→ Task to complete
The entries must be retyped exactly, down to the last line.

→ Exercise data
————
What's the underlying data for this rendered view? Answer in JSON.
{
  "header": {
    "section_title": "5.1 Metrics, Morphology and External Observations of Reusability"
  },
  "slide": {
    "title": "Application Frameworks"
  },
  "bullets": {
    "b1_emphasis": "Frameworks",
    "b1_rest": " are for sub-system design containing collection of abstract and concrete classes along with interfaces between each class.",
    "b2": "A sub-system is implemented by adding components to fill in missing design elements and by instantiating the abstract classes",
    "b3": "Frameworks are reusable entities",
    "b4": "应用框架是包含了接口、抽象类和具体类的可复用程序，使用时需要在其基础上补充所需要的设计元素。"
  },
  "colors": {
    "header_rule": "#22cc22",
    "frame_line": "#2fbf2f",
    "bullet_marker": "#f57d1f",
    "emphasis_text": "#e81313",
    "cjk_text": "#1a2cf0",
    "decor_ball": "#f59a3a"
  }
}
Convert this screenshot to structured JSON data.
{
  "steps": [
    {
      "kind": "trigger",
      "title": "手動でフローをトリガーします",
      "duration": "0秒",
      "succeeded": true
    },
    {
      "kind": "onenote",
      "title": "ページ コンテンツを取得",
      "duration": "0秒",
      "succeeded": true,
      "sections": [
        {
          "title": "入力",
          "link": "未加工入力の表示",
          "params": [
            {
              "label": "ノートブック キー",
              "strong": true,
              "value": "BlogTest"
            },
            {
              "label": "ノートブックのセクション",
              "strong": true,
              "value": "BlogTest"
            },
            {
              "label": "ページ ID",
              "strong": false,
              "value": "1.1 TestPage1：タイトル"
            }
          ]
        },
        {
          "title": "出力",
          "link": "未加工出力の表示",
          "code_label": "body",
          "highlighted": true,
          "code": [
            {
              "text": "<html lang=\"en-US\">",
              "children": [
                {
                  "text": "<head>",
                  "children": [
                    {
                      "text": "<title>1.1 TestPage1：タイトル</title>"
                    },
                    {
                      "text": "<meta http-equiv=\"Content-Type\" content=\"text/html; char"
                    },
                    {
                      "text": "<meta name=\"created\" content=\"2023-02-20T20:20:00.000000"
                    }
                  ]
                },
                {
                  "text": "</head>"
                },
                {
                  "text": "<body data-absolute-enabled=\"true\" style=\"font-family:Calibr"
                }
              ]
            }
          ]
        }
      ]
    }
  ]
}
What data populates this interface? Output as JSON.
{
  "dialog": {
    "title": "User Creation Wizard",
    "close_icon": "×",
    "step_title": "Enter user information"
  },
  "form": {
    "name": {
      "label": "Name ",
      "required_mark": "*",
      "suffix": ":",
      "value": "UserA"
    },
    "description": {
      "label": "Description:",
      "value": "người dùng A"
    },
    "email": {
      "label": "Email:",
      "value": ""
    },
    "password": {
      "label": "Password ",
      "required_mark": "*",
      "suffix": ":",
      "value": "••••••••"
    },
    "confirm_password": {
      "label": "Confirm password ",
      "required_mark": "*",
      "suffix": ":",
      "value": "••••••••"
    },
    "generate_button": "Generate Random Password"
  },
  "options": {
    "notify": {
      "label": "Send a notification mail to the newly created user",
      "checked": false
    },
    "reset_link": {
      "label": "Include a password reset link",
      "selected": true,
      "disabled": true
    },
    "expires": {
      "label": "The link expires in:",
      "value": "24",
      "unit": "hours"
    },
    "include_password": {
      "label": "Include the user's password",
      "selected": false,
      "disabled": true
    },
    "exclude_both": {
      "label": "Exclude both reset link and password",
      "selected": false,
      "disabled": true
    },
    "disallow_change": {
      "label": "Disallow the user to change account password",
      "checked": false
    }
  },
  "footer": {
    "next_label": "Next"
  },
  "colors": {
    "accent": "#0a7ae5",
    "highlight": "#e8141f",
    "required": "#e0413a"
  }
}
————
→ Task answer
What's the underlying data for this rendered view? Answer in JSON.
{
  "header": {
    "section_title": "5.1 Metrics, Morphology and External Observations of Reusability"
  },
  "slide": {
    "title": "Application Frameworks"
  },
  "bullets": {
    "b1_emphasis": "Frameworks",
    "b1_rest": " are for sub-system design containing collection of abstract and concrete classes along with interfaces between each class.",
    "b2": "A sub-system is implemented by adding components to fill in missing design elements and by instantiating the abstract classes",
    "b3": "Frameworks are reusable entities",
    "b4": "应用框架是包含了接口、抽象类和具体类的可复用程序，使用时需要在其基础上补充所需要的设计元素。"
  },
  "colors": {
    "header_rule": "#22cc22",
    "frame_line": "#2fbf2f",
    "bullet_marker": "#f57d1f",
    "emphasis_text": "#e81313",
    "cjk_text": "#1a2cf0",
    "decor_ball": "#f59a3a"
  }
}
Convert this screenshot to structured JSON data.
{
  "steps": [
    {
      "kind": "trigger",
      "title": "手動でフローをトリガーします",
      "duration": "0秒",
      "succeeded": true
    },
    {
      "kind": "onenote",
      "title": "ページ コンテンツを取得",
      "duration": "0秒",
      "succeeded": true,
      "sections": [
        {
          "title": "入力",
          "link": "未加工入力の表示",
          "params": [
            {
              "label": "ノートブック キー",
              "strong": true,
              "value": "BlogTest"
            },
            {
              "label": "ノートブックのセクション",
              "strong": true,
              "value": "BlogTest"
            },
            {
              "label": "ページ ID",
              "strong": false,
              "value": "1.1 TestPage1：タイトル"
            }
          ]
        },
        {
          "title": "出力",
          "link": "未加工出力の表示",
          "code_label": "body",
          "highlighted": true,
          "code": [
            {
              "text": "<html lang=\"en-US\">",
              "children": [
                {
                  "text": "<head>",
                  "children": [
                    {
                      "text": "<title>1.1 TestPage1：タイトル</title>"
                    },
                    {
                      "text": "<meta http-equiv=\"Content-Type\" content=\"text/html; char"
                    },
                    {
                      "text": "<meta name=\"created\" content=\"2023-02-20T20:20:00.000000"
                    }
                  ]
                },
                {
                  "text": "</head>"
                },
                {
                  "text": "<body data-absolute-enabled=\"true\" style=\"font-family:Calibr"
                }
              ]
            }
          ]
        }
      ]
    }
  ]
}
What data populates this interface? Output as JSON.
{
  "dialog": {
    "title": "User Creation Wizard",
    "close_icon": "×",
    "step_title": "Enter user information"
  },
  "form": {
    "name": {
      "label": "Name ",
      "required_mark": "*",
      "suffix": ":",
      "value": "UserA"
    },
    "description": {
      "label": "Description:",
      "value": "người dùng A"
    },
    "email": {
      "label": "Email:",
      "value": ""
    },
    "password": {
      "label": "Password ",
      "required_mark": "*",
      "suffix": ":",
      "value": "••••••••"
    },
    "confirm_password": {
      "label": "Confirm password ",
      "required_mark": "*",
      "suffix": ":",
      "value": "••••••••"
    },
    "generate_button": "Generate Random Password"
  },
  "options": {
    "notify": {
      "label": "Send a notification mail to the newly created user",
      "checked": false
    },
    "reset_link": {
      "label": "Include a password reset link",
      "selected": true,
      "disabled": true
    },
    "expires": {
      "label": "The link expires in:",
      "value": "24",
      "unit": "hours"
    },
    "include_password": {
      "label": "Include the user's password",
      "selected": false,
      "disabled": true
    },
    "exclude_both": {
      "label": "Exclude both reset link and password",
      "selected": false,
      "disabled": true
    },
    "disallow_change": {
      "label": "Disallow the user to change account password",
      "checked": false
    }
  },
  "footer": {
    "next_label": "Next"
  },
  "colors": {
    "accent": "#0a7ae5",
    "highlight": "#e8141f",
    "required": "#e0413a"
  }
}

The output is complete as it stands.